Affected Brains (TABi)
There is strong evidence that maltreatment during childhood results in differences across multiple circuits in the developing brain. The extent that affected circuits are involved in psychopathology, however, is unclear. Determining which circuits are involved is necessary to develop interventions that target specific neurobiological systems. The primary aims of the proposed studies are to clarify the involvement of multiple brain features (e.g., structures and functional activations) in maltreatment-related psychopathology. The first is to use machine learning to develop a model that integrates structural and task-based functional MRI data to differentiate adolescents with a history of maltreatment from controls. Identifying the features that best differentiate these groups will determine which circuits are implicated in maltreatment-related psychopathology. These models will be constructed with data from an existing high-dimensional database that was obtained by project mentors. The second aim is to obtain pilot data on the association between variations in brain regions and the severity of psychopathology in a sample of maltreated adolescents. When this research is completed, the brain features most affected by maltreatment will be identified and the relation between these brain features and observable symptoms will be quantified. Such knowledge will provide a set of targets for treatment and assist in our classification of maltreatment-related mental illness. These aims will be accomplished with machine learning. Machine learning is a set of computer-based learning methods in which meaningful theoretical models are derived from empirical data. This project is funded by a K08 award through the National Institute of Mental Health (PI: Matt Price)
Translational Anxiety Research To Leverage Exposure (STARTLE)
Anxiety spectrum disorders, including panic disorder, social phobia, generalized anxiety disorder, and specific phobia, affect approximately one in five adults. Most evidence-based practices for these disorders use exposure, the repeated presentation of a feared stimulus without the feared outcome. Not all who receive exposure, however, respond the same with some individuals responding very well and others having minimal anxiety reduction. The overall goal of the proposed line of research is to develop therapeutic strategies to improve the outcomes of exposure therapy. This specific study will determine if a behavioral prime can facilitate inhibitory learning, which is proposed to be a critical component of exposure therapy. This project is supported by the David H and Beverly A. Barlow Grant from the American Psychological Foundation (PI: Matt Price).

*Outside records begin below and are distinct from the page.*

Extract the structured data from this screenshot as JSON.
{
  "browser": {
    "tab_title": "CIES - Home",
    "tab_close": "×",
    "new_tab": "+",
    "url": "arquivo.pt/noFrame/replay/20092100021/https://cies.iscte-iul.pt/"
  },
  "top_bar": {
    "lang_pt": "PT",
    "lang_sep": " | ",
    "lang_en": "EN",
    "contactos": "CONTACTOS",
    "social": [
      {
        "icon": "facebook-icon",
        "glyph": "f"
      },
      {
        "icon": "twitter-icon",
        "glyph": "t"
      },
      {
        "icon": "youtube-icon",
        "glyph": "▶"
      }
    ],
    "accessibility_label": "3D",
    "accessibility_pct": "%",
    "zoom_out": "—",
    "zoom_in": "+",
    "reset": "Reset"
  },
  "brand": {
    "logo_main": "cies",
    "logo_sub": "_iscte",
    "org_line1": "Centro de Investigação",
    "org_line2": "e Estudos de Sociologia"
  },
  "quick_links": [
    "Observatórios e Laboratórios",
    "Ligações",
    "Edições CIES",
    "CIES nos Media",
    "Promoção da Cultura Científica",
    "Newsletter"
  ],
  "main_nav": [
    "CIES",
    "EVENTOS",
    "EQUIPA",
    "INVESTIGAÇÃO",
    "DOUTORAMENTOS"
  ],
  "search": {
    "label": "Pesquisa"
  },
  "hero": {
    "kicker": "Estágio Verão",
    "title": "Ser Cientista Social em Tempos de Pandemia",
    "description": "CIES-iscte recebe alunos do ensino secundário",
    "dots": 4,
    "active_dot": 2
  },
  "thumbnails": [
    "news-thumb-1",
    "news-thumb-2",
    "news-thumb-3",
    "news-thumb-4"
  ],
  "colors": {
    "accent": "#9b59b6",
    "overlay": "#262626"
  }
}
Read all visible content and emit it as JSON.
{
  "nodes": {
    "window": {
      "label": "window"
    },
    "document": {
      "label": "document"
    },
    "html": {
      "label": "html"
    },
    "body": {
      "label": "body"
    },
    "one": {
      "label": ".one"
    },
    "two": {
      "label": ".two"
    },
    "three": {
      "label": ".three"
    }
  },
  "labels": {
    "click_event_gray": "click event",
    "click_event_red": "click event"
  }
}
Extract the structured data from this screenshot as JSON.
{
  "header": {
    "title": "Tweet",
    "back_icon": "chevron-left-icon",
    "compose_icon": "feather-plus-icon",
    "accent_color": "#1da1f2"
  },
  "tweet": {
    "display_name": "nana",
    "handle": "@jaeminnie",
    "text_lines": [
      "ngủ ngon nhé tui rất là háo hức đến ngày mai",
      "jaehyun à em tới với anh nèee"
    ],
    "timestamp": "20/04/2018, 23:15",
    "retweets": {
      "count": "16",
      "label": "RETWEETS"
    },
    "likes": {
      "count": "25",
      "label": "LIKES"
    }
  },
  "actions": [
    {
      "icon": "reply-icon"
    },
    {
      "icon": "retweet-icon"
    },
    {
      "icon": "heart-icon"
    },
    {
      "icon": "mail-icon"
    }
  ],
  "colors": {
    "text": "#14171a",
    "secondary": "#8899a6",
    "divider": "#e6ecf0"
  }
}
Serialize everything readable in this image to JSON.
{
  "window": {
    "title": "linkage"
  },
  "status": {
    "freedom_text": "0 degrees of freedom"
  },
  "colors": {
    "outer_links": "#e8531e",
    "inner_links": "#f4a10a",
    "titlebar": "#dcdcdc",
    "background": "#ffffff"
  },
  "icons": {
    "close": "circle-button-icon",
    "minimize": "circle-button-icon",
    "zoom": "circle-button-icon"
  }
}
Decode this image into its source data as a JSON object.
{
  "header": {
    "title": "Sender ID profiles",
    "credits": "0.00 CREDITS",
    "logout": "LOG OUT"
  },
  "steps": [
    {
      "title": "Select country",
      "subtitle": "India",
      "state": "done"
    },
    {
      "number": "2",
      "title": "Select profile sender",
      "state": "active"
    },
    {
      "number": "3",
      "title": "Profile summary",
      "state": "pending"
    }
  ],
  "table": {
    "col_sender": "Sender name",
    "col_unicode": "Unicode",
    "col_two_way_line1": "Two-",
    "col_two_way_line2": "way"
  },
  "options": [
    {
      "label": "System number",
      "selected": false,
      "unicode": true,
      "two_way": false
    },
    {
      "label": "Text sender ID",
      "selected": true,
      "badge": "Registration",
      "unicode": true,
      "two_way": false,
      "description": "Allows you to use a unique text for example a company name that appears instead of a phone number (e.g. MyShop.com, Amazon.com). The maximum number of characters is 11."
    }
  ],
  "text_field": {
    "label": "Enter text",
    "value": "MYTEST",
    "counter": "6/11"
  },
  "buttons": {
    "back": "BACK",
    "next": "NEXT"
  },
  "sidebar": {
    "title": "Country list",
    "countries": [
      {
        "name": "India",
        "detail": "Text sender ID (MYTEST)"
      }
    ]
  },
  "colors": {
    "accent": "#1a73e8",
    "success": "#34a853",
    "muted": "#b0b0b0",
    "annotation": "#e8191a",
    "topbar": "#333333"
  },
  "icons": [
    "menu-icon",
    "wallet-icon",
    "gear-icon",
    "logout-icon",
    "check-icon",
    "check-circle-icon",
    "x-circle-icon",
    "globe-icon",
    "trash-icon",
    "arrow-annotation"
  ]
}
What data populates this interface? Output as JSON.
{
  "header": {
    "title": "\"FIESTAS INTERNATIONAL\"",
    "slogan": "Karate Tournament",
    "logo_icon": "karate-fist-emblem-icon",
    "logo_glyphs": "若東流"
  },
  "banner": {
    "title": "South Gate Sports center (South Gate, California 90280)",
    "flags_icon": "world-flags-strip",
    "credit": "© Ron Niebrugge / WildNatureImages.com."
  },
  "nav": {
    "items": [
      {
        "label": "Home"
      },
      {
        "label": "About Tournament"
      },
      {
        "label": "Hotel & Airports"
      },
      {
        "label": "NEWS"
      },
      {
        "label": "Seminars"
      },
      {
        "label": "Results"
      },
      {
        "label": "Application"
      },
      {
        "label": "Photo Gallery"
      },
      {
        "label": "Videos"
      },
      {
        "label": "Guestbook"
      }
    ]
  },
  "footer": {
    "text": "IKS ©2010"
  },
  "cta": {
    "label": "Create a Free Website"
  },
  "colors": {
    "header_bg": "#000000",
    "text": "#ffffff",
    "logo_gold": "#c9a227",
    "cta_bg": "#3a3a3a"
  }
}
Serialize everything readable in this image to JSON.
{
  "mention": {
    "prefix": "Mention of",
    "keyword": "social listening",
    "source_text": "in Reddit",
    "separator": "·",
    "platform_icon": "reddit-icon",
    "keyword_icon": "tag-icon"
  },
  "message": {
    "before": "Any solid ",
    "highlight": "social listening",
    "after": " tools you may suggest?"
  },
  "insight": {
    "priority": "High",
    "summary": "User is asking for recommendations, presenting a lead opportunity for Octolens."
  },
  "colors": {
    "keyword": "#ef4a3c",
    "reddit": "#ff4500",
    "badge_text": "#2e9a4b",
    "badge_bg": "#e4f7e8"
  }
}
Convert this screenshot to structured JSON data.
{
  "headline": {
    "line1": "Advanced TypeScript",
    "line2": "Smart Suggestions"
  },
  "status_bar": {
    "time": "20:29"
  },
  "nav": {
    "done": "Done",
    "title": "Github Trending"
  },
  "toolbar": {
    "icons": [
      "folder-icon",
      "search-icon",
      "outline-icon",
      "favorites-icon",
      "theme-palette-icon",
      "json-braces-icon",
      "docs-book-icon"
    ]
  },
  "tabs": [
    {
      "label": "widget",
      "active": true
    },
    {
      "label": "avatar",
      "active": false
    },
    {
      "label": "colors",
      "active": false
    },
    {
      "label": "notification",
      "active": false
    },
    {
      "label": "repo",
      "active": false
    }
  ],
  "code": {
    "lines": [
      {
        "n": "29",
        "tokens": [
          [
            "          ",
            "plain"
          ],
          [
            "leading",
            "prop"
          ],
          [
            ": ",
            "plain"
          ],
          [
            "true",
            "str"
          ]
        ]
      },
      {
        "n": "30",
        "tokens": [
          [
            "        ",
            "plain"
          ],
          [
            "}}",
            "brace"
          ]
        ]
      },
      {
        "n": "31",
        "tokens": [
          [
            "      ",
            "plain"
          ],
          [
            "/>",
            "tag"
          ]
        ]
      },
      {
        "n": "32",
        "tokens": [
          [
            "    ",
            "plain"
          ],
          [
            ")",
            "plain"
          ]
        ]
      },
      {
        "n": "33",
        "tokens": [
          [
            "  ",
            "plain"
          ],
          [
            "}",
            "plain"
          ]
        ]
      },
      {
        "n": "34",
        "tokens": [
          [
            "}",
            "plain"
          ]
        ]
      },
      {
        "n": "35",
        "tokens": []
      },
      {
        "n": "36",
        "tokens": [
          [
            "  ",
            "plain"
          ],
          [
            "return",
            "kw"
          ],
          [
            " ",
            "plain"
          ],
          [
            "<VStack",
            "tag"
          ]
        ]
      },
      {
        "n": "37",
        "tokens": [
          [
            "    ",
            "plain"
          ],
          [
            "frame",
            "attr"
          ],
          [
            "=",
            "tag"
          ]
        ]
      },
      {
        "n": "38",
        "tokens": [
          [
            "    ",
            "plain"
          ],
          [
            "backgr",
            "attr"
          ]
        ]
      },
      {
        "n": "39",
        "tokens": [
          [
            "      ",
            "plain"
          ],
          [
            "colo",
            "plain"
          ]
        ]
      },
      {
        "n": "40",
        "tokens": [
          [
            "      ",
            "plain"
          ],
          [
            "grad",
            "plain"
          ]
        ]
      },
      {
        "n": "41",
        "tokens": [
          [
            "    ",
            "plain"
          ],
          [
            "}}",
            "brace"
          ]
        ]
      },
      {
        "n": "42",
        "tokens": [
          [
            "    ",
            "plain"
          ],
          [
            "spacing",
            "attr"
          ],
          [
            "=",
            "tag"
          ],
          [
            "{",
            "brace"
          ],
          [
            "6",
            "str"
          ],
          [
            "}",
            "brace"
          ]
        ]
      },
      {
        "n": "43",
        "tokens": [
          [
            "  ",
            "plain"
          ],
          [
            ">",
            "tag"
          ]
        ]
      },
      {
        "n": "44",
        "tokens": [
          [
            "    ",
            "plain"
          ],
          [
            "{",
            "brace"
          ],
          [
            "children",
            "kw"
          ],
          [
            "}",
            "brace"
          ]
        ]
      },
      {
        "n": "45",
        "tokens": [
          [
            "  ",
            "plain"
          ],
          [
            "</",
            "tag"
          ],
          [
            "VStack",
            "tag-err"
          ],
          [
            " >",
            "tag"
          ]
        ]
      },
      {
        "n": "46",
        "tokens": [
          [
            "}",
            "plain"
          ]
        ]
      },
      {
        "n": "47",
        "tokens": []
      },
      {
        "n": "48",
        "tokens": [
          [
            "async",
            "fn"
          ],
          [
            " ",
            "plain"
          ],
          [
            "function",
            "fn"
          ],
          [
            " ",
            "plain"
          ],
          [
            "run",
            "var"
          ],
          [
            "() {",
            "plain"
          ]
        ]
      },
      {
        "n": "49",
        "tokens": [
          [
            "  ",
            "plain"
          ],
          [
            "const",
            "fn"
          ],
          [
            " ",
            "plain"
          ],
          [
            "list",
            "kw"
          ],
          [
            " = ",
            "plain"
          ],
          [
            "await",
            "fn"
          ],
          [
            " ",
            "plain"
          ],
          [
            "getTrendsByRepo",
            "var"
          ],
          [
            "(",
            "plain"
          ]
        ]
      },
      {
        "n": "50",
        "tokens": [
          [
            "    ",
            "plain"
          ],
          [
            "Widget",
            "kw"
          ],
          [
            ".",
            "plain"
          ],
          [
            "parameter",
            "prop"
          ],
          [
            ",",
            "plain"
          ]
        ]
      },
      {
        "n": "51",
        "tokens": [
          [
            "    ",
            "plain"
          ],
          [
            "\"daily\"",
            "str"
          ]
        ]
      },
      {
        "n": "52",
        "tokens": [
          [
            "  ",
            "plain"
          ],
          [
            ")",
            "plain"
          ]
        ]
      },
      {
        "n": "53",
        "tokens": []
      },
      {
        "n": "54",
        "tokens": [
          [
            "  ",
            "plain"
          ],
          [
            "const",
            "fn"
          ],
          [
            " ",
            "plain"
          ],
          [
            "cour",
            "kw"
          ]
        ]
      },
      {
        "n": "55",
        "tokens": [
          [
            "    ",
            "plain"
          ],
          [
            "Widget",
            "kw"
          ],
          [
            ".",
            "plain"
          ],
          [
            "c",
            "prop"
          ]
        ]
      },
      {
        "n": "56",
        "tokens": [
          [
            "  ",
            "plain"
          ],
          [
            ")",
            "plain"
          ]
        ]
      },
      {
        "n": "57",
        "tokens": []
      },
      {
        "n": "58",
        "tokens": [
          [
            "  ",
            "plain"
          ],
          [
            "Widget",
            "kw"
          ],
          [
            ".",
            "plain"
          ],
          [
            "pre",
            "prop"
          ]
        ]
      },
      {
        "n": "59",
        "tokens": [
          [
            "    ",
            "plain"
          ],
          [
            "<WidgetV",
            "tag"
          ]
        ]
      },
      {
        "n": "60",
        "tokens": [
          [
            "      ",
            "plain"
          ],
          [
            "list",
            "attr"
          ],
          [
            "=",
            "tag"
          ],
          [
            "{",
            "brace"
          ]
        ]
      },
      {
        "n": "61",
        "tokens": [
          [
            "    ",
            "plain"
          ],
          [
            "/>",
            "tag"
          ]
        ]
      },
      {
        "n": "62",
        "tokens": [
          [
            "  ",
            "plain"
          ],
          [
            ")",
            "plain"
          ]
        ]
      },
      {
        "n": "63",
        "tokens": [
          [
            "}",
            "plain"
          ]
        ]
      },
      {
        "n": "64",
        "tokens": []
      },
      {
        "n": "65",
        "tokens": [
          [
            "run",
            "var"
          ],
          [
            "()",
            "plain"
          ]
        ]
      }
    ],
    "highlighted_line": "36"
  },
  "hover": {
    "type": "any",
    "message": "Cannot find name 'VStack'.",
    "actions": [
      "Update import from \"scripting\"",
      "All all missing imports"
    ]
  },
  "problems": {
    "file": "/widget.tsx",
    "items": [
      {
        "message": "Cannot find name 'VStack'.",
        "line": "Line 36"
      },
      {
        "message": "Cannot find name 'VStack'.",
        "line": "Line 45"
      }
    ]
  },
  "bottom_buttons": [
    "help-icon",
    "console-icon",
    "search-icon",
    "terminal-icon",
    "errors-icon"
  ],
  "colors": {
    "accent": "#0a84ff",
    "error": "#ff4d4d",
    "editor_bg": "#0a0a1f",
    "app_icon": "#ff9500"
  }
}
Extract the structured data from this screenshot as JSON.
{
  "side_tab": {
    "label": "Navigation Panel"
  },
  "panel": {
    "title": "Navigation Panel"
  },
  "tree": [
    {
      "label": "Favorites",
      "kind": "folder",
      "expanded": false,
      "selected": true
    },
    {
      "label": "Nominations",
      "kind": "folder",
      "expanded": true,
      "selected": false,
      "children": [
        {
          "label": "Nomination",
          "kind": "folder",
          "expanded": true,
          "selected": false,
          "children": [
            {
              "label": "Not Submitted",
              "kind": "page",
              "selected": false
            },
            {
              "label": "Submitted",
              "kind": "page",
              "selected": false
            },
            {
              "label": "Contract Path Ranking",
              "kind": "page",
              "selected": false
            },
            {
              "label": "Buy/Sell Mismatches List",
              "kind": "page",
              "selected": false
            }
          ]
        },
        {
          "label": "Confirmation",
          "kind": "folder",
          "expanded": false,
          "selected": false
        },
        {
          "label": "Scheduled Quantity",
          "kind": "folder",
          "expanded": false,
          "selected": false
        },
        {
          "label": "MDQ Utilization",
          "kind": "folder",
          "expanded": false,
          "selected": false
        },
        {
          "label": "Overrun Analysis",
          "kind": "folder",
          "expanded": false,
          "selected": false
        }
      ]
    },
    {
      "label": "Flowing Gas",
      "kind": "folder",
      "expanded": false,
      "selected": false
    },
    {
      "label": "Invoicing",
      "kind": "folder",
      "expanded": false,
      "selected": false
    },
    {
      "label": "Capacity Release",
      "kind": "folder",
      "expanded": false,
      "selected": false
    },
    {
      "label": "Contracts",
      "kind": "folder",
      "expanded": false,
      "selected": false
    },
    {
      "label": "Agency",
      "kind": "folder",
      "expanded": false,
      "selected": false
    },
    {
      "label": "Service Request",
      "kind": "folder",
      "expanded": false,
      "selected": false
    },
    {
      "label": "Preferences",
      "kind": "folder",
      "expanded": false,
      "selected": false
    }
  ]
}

Assessment After Trauma - Pilot (MAAT-P)
A key component of early intervention after a traumatic event is targeting the first symptoms and concerns. Our knowledge of what symptoms appear on the first and second days after a trauma is limited relative to our knowledge of symptoms that appear during the first and second months after a trauma. The aims of this study are to identify those initial post-trauma symptoms to tailor post-trauma treatment. To address this challenging issue, we are using mobile applications that can administer brief and regular assessments during the acute trauma period. This project is funded by a REACH grant (PI: Matt Price), NBH Microgrant (PI: Matt Price), and a University of Vermont APLE Award (PI: Hannah Ward).
Active Collaborative Projects
These are projects that are being conducted at other institutions in which CREST is an active collaborator.
Quality of Care in Child Mental Health Service Settings
Assuring children access to the highest quality mental health care is a top national priority. Yet, quality of care continues to be highly variable in traditional service settings. The project aims to address this challenge through using a tablet based application to help providers administer TF-CBT. This is project is being conducted at the Medical University of South Carolina and is led by Dr. Kenneth Ruggiero. CREST is a collaborating partner on the project.
Back Now: A low-cost intervention to facilitate post-disaster
Disasters confront individuals with a wide range of stressors, including threat of death or injury, loss of loved ones, limited access to basic needs, and financial strain due to property damage or disruptions in employment. The availability of brief, effective, free, and highly accessible interventions to facilitate personal and community resilience and rapid and sustained recovery is potentially of tremendous value to disaster-affected communities and disaster response agencies. This study will evaluate Bounce Back Now (BBN), a novel, scalable, and highly sustainable technology-based intervention. This is project is being conducted at the Medical University of South Carolina and is led by Dr. Kenneth Ruggiero. CREST is a collaborating partner on the project.
Last modified November 15 2017 04:31 PM